Grillades & Grits are a great make-ahead for Christmas morning, and leftovers can be easily reheated for subsequent breakfasts.
You can find the following in almost every local kitchen: onions, bell pepper, celery and garlic, otherwise known as the Holy Trinity and the Pope. There’s a package of hot sausage in the fridge or freezer, and a can of Steen’s cane syrup in the pantry, next to the cayenne pepper, oregano, at least one shaker of Creole seasonings and at least two bottles of hot sauce. Rice is a given. So are grits.
Grits are made with a gristmill. The grinding stones are adjusted to make coarse grits, medium grits, fine grits or cornmeal. White grits use hulled kernels, while yellow grits include the entire kernel.

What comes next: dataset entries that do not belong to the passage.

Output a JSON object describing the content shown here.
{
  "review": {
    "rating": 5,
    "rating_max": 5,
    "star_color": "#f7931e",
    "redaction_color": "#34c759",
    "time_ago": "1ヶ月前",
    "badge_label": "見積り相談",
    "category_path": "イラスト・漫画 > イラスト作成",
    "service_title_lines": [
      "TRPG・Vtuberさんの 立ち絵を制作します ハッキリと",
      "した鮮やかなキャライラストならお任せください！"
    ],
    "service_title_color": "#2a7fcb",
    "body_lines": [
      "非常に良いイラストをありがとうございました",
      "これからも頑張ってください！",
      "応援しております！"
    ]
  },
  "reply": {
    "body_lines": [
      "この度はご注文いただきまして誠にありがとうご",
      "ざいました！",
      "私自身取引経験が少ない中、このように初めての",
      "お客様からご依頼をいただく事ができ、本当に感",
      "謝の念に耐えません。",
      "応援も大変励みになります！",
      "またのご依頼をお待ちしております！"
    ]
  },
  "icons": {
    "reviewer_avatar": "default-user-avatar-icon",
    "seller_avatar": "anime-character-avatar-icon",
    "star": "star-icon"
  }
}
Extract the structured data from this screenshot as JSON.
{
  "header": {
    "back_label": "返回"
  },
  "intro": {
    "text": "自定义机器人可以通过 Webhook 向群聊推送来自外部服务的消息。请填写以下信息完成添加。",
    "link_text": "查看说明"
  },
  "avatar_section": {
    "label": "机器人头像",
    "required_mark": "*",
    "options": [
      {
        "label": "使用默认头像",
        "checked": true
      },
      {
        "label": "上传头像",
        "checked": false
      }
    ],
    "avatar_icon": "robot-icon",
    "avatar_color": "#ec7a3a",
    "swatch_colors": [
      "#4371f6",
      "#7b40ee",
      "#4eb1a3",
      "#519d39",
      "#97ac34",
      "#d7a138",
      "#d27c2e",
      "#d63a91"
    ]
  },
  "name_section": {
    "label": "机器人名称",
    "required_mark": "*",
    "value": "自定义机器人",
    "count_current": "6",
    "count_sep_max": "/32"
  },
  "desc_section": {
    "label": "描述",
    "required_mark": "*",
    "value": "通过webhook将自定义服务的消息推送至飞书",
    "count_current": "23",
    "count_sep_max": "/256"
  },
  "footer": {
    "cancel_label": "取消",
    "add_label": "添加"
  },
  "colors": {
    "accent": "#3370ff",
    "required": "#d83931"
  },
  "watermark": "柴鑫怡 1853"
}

Shrimp & Grits are a South Carolina low country invention, but grillades are arguably local, with some sourcing them back to the original Cajun boucheries. Beef and pork grillades were originally served alone, then with rice and eventually with grits, the way we eat them today. Our recipe uses the classic veal shoulder simmered in a Creole red gravy, but a beef top round or pork shoulder can be substituted.